Chapter 6 / Publishing your Photographs and Other Content
This is sort of the “business of” chapter. I found that while it does instruct you on how to upload photos to your profile and share them out, it was going beyond that to help you understand how to start gaining recognition…
Chapter 7 / Photo Management on Google+
Like anything with a lot of information, it is best to keep it organized… This chapter goes into great detail on how to keep your photography organized in the way you share it, categorize it, and make sure that your fellow Google+er’s know where to find the photos that suit their interest. If you’re familiar with Google’s photo gallery, Picasa, you’ll be able to breeze through this chapter. If not, and you’re using Flickr or another sharing site, you shouldn’t have a problem becoming aware of the ways to date, organize, and share your galleries with your friends, family, and circles.
Chapter 8 / Using Hangouts to Interact with People Worldwide
While there is a lot that is like Facebook and Flickr on Google+, Hangouts are where Google has singled itself out and moved away from the social media pack… I would say this is a big draw to those you are heavily involved with online webinars and continuing education sites that support live or recorded video instruction. It’s using a Skype-like video playback to meet with others, but with Hangouts, you can have more than one video connection going at the same time. Colby has some great examples of using Hangouts for gear review, critiques, tutorials. In short, think of it like a “live” version of YouTube.
Chapter 9 / Google+ on the Go
To start, I want to say that I do have the Google+ app for my iPhone, and before I go into the chapter itself, I would like to mention (if you haven’t already uncovered it), the default features for the application automatically publish your images to Picasa and Google+, BUT they are not shared publicly until you approve to release them.
To best sum up this chapter, it is best to say he will “cover the ins and outs of the Google+ mobile app and explain the importance of keeping in touch while on the road.” And he does just that. He walks through the mobile app and breaks down what the features do and what you gain from an iPhone, Android, or Windows Phone.
Throughout the book, there are green boxes called “Colby’s Quick Tips”. Read them, read them all! I think I learned more tricks from those than I ever thought existed on Google+. Another great addition to this book are the Q&A sections with other photographers and how they take advantage of Google+ and what it offers to their business and gaining clients and recognition in the photography industry.
If you are new to Google+ and/or are looking to further expand your photography through a social media, I would recommend this book as a great starting point. I will say though that this book can be seen as VERY focused on the professional/business photographer who actually shoots as a career and that is their sole income.

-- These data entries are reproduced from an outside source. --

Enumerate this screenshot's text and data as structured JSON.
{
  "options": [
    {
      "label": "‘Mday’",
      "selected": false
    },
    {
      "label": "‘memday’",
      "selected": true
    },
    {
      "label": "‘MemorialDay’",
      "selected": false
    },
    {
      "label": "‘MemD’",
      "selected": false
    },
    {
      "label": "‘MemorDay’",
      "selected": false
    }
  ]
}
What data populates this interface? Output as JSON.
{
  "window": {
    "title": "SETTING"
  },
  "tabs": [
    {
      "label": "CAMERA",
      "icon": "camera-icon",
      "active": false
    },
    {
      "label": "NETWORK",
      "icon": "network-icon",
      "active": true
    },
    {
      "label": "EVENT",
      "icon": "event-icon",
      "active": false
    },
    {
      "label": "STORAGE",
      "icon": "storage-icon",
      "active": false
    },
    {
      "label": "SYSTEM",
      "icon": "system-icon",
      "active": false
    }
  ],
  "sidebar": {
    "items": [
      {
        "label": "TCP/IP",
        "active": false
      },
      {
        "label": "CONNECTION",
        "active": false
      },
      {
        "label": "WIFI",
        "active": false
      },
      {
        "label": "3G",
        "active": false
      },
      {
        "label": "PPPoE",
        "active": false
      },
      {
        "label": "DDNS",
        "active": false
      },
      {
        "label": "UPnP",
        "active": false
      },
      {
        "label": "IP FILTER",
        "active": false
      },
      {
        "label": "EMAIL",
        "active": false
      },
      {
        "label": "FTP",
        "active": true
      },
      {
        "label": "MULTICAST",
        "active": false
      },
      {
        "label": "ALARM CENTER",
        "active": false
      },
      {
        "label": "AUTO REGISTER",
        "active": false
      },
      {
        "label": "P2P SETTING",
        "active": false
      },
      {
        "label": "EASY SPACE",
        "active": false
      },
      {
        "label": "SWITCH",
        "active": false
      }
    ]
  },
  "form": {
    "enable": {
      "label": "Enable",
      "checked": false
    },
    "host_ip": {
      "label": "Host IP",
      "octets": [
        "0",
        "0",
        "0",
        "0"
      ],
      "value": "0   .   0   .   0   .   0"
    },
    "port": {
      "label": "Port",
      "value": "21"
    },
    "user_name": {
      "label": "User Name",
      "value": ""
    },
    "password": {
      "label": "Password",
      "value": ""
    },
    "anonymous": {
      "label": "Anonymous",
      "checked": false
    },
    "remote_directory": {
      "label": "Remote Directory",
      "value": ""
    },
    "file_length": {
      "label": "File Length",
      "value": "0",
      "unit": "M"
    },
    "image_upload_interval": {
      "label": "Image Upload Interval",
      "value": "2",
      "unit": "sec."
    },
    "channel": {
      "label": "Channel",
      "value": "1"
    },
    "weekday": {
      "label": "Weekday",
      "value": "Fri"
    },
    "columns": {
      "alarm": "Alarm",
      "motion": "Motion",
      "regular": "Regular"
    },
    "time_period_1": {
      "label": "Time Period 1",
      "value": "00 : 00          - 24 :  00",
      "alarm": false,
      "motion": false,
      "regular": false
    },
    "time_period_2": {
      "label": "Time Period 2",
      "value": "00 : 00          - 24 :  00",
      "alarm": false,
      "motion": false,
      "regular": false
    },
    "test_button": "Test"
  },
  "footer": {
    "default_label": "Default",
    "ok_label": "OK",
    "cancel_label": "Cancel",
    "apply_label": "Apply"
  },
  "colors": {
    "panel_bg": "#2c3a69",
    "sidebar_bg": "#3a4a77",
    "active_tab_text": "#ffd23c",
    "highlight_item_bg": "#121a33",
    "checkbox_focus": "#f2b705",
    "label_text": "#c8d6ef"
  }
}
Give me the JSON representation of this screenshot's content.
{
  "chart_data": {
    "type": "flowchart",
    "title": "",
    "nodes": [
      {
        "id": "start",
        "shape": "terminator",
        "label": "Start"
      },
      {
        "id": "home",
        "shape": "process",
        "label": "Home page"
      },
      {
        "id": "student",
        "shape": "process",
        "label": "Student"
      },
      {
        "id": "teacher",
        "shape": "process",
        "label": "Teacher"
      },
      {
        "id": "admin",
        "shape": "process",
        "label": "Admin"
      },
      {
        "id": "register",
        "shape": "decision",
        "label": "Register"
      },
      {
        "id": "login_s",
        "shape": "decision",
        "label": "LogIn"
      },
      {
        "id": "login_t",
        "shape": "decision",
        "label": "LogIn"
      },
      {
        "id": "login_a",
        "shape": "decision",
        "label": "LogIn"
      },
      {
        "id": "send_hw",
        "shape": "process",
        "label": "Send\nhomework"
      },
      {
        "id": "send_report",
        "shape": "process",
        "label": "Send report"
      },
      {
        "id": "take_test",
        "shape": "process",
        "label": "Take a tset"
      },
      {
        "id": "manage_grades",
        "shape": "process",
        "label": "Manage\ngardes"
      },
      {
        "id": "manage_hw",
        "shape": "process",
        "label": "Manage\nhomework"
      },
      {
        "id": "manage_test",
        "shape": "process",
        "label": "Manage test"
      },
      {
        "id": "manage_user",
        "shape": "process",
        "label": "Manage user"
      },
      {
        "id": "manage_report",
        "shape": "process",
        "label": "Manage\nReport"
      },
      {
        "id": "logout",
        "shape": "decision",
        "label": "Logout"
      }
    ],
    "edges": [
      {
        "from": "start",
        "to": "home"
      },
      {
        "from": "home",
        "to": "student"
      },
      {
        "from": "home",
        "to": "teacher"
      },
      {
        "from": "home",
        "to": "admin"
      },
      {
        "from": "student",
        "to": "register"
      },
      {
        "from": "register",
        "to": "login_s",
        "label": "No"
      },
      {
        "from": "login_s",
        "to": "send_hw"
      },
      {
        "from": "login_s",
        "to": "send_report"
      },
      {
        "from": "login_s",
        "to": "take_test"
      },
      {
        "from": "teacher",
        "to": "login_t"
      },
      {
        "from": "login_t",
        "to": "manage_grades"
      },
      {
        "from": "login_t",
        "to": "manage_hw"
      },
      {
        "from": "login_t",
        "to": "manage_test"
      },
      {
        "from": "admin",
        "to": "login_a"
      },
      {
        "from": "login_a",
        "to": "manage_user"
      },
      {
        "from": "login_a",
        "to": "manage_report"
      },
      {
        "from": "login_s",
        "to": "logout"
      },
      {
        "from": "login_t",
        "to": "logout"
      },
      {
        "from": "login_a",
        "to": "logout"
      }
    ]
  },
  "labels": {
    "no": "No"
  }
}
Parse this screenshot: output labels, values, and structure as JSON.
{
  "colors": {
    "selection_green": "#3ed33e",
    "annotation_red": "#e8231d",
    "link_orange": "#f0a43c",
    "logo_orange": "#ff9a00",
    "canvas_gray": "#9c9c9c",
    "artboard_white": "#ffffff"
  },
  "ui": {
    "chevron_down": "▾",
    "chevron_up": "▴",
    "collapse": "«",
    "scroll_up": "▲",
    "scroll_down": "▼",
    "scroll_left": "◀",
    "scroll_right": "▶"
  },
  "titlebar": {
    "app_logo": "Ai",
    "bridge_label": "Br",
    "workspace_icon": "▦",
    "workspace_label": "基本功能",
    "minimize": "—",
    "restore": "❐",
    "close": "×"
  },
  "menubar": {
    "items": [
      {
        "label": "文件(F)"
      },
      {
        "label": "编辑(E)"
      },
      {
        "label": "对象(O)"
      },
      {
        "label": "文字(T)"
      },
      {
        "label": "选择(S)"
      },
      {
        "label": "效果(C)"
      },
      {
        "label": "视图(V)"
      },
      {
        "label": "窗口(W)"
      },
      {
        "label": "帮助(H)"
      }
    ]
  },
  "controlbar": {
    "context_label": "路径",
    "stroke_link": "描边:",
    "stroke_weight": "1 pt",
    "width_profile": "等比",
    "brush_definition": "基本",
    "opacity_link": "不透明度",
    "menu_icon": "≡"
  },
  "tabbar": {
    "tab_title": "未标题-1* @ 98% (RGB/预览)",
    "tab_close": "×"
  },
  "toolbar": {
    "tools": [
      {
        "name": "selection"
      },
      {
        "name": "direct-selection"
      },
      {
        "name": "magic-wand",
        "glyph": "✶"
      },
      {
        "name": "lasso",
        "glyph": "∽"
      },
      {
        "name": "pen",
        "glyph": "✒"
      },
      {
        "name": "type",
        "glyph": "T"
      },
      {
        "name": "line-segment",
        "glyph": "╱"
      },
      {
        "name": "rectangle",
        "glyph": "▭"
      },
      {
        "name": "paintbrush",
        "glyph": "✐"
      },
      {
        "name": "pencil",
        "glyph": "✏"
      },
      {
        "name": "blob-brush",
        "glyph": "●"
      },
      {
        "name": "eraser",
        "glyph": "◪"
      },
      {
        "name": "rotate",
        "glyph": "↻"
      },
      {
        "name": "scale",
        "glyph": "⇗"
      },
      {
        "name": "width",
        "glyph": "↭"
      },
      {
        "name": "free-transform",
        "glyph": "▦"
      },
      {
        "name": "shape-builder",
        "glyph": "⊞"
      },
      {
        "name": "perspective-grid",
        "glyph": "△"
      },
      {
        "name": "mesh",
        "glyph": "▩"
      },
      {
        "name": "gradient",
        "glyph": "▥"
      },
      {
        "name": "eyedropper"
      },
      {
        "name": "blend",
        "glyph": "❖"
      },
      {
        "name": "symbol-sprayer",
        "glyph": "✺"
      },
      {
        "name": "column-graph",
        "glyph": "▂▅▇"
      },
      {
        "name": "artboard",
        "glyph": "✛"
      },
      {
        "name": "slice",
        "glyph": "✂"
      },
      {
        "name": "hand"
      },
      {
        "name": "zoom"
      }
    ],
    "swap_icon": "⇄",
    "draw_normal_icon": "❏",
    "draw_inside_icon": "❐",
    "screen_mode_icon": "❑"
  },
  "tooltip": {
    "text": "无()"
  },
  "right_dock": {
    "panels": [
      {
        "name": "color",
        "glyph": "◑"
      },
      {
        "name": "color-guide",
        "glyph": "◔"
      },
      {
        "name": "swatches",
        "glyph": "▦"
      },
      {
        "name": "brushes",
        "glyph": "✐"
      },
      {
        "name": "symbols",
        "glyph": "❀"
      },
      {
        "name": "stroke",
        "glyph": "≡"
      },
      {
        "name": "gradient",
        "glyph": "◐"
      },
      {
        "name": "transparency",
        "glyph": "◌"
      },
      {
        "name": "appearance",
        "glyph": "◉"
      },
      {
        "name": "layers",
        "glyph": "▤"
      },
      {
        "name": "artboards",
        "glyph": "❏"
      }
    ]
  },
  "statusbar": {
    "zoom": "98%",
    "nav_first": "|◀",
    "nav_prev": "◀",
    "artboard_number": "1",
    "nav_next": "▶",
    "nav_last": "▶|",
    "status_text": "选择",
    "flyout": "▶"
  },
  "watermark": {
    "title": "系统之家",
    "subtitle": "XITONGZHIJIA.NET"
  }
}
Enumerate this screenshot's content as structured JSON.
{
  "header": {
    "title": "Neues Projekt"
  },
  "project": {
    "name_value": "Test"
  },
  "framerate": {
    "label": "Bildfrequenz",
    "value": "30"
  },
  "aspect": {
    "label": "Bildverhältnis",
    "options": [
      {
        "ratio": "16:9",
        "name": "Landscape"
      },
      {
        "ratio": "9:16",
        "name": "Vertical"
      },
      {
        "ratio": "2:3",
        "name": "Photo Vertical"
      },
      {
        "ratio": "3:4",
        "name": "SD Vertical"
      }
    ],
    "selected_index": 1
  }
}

The reason I say this is due to the reality of asking yourself… Do you have time to glue yourself to yet another online media outlet?
In a way, if I hadn’t already committed myself to Facebook, Twitter, Flickr, etc. and I was looking to join onto a new outlet for my photography, I would have focused 100% on getting my Google+ account up and running to work for me. So, if you know of someone looking to move beyond the masses of Flickr or Facebook to share their photos, please introduce them to Google+ and this book… I don’t doubt they’ll thank you later.
Support this blog by buying your copy of Google+ for Photographers on Amazon.com or get your Google+ for Photographers Kindle Edition on Amazon.com.
If you make a purchase using links found in this article, I may make a commission. I was provided a copy of this book by the publisher to review for you and loaned it to a co-work who graciously wrote the text here for use on this blog.